I know I would not react well, nor would it be in my nature to use reverse psychology type approaches.

Most importantly, I don't feel that it is my personal/ethical responsibility at all to help reduce status competition.

My said...

Hi Daniel,

I try to set an example myself and explain my train of thought to the ones I try to convince of living more frugally. Admittedly, I'd only share my own experience to the somewhat open-minded people.

Recently I've tried to be more aware of the impact of fast fashion for example. For many people in my surroundings, getting a good deal from the high street gives them a thrill and they like to follow the latest fashion trends more or less. So I'd tell them what consequences fast fashion can have in a nutshell and how I try to avoid an easy buy. For example, I followed a sewing course, so I can sew some (very) basic items myself once in a while. I also try to overthink each purchase: do I really need it? Will it still make me happy a few days from now, or do I just need a pick-me-up today? If I really want to spend money, I'll have a look at fairtrade webshops that promote a durable lifestyle or I google the background of a particular brand. Do they invest in making things more ecofriendly, do they pay their workers a fair wage? And last but not least, instead of buying new things, buying second-hand is also a fun pastime. I can really get a kick of finding little second-hand treasures.

The important lesson to preach is that it's not an all-or-nothing-idea, which sets people off. For example, every now and then I eat a burger at a fast food joint, but I allow myself to do that (mainly because our son enjoys the whole experience) and I don't feel too guilty about it. The same goes for fast fashion: I still buy items at big chains, but I try to be conscious of making the best decision.

Nevertheless I still don't know how to convince my dear husband of not buying every single book he's interested in. Maybe reverse psychology would do the trick?
Greetings from Belgium :-)

chacha1 said...
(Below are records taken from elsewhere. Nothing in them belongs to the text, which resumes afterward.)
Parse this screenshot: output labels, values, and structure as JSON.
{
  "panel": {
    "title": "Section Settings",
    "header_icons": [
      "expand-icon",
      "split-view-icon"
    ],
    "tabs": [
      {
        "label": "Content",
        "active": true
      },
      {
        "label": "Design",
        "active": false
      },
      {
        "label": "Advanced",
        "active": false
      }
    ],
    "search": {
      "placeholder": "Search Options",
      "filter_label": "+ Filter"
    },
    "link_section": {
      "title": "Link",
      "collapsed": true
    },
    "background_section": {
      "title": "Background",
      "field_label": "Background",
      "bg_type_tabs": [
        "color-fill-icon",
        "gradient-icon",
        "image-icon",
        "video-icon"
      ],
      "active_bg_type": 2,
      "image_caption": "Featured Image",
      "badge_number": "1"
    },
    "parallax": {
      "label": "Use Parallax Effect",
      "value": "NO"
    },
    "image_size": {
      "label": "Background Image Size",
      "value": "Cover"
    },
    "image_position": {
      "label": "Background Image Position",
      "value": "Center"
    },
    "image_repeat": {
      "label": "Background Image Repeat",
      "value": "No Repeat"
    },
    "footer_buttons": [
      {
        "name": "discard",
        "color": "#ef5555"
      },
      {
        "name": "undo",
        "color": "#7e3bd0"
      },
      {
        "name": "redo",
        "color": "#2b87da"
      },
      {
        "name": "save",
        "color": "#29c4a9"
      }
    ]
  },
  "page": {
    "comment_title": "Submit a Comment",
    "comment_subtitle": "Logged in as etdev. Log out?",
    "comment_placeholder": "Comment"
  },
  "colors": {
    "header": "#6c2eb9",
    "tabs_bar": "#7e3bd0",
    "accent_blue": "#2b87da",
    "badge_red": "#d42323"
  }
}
The only person I really try to influence, when it comes to money, is my husband. And boy is he Mr. Reactor. I hesitate to employ reverse psychology, though, because it is (when it comes right down to it) manipulative, and that's something we avoid in our relationship. What seems to work is third-party validation. That is, if I make some point about spending, saving, investing, whatever, it will often seem to bounce right off him. But if he then hears the same point from someone else, he will absorb it.